■ TASK DETAILS ■
Search the records for the string "data", then copy each line where it appears.

■ TASK INPUTS ■
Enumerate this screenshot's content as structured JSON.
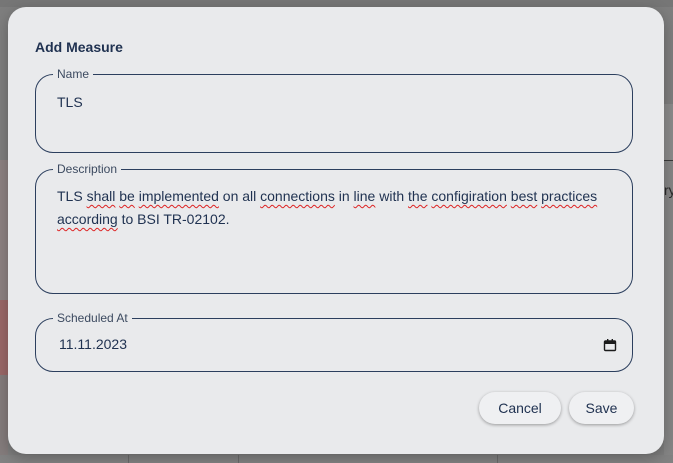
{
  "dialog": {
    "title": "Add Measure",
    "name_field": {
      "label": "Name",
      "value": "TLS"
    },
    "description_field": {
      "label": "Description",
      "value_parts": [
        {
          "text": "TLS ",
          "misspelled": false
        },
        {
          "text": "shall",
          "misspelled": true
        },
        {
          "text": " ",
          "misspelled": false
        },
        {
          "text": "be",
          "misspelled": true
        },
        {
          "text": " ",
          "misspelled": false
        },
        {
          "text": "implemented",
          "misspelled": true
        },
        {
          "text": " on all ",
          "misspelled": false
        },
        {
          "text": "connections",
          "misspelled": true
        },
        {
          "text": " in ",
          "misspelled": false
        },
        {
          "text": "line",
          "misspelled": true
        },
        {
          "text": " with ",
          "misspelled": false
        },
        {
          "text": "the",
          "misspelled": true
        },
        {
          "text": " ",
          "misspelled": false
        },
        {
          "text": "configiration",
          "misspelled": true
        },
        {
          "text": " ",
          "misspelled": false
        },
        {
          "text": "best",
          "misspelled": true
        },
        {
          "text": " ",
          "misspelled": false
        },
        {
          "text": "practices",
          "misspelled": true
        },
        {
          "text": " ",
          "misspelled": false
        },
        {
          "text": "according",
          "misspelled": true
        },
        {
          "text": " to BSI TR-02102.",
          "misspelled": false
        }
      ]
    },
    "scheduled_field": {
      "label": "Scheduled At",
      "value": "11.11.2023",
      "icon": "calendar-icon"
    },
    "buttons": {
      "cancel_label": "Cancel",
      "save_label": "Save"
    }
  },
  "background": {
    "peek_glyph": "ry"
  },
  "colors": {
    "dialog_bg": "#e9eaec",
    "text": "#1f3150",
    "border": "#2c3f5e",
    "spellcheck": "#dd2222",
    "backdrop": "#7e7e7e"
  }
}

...

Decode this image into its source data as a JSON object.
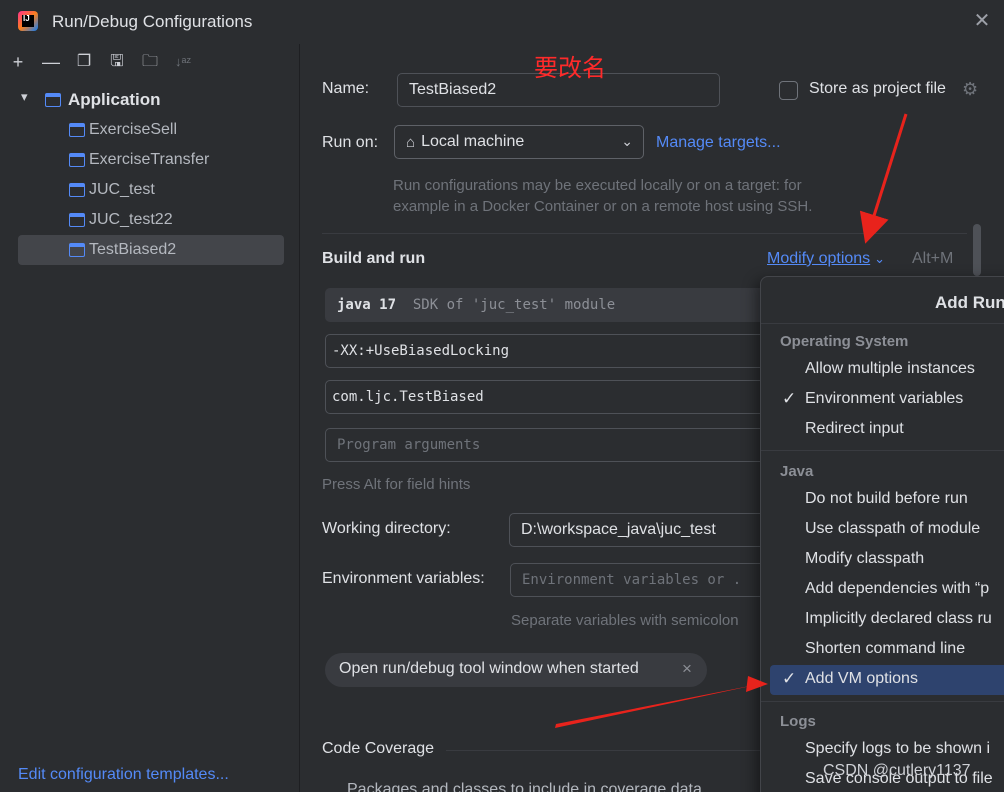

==

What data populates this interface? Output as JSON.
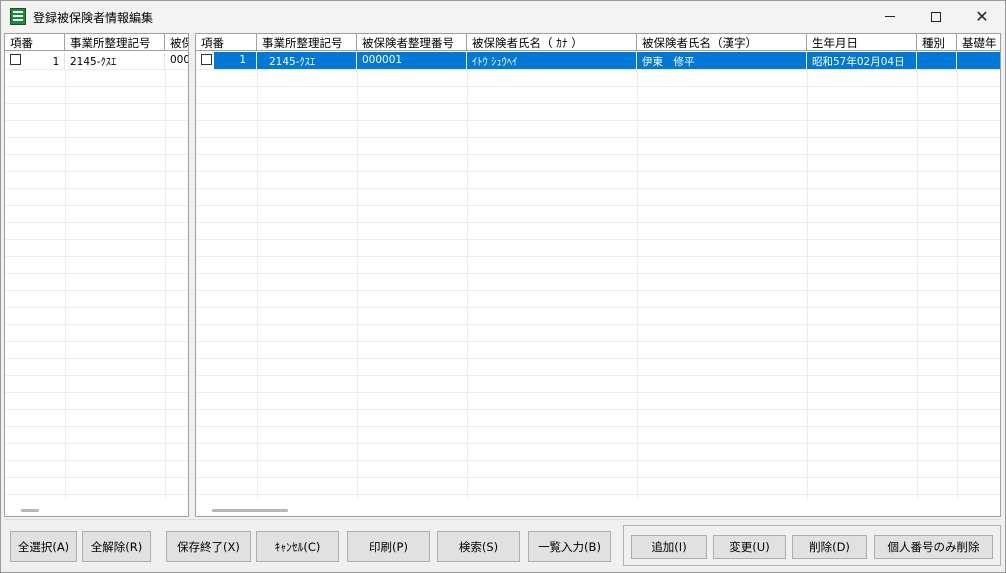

■ ANSWER TO THIS PROBLEM ■
Decode this image into its source data as a JSON object.
What data populates this interface? Output as JSON.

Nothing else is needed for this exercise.